From reading the article, you now know that the experiment cited in The Atlantic asked 90 college students to read five fiction and five nonfiction passages. All of these passages were at a high school reading level. These passages were displayed on either paper, an e-ink Kindle, or a computer monitor. After reading, students were tested on their ability to "extrapolate and draw conclusions from what they had read." Students, on average, correctly answered 75% of these multiple-choice questions.
The Atlantic article posits that this study implies that the medium doesn't affect comprehension or the ability to draw conclusions from a reading. But (and there's always a 'but', isn't there?) . . .
The study examined only 90 college students, which is a rather small sample. With a sample of that size, the 75% accuracy noted in the study comes with a margin of error of ± 10.33 percentage points. This means that if we extend the results of this study to the entire population of college students, we can be 95% confident the range of student performance will be between 64.67% and 85.33%.

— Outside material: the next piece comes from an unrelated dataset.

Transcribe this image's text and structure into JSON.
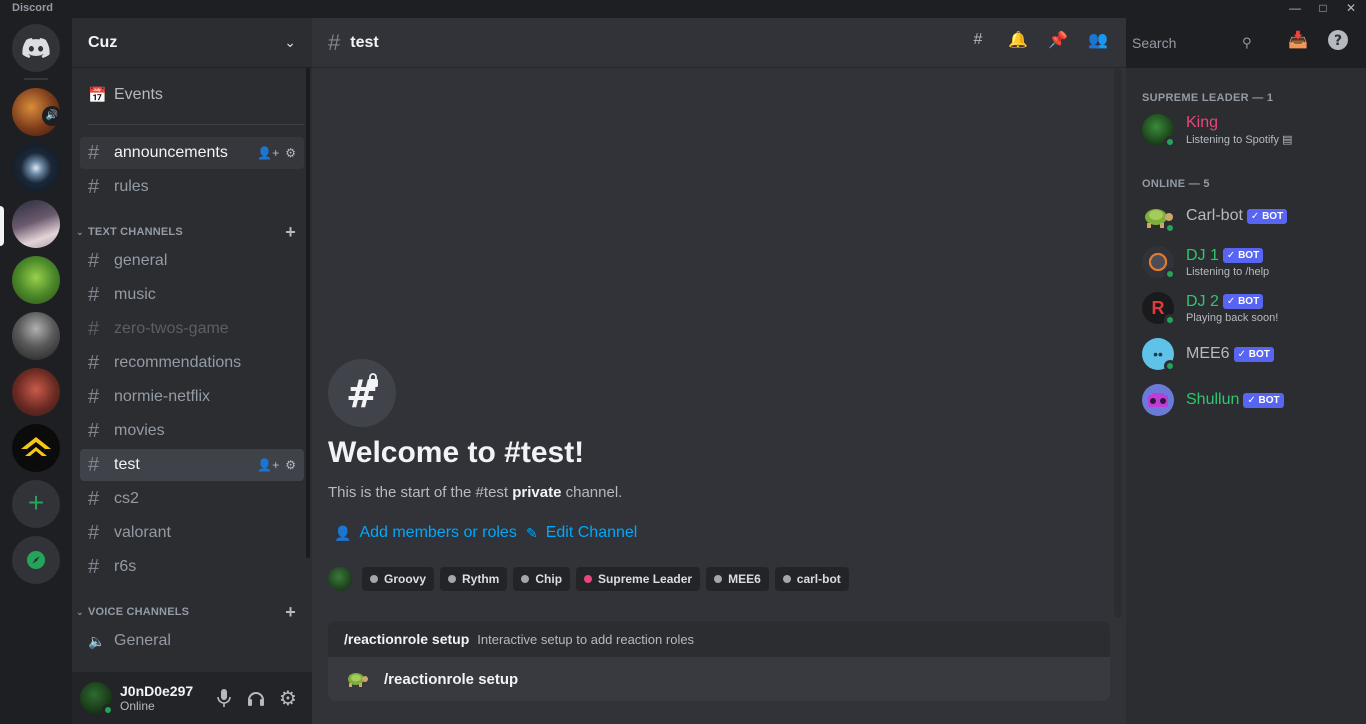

A range of 20.66 percentage points is, well, huge. When I was in high school, a passing grade was anything over 70%, and an 'A' was 93% and above. The range here is wide enough to cover the difference between an 'A' and a 'D' in my high school. It's wide enough to cover the difference between receiving a 'C' and failing.
So yes, while this study does seem to imply that there is little difference between reading texts in print versus on electronic devices, it's not nearly accurate enough to say we can claim (with a high level of confidence) that the medium doesn't affect comprehension. It's going to take a study with a much larger sample size to convince me of that — and I hope one follows, because reading on electronic devices is only going to become more prevalent.
Concerning these findings, however, I would encourage you to season them with a healthy dash of skepticism.
Thanks for reading!
Derek Spencer is a Marketing Communications Associate at Prestwick House. He owns a Kindle (e-ink, not full-color) and has used it to read fiction and nonfiction titles alike into the wee hours of the morning. He hasn't noticed a difference in his ability to comprehend texts, but he also doesn't believe that anecdotal evidence should be used to make statements about entire populations.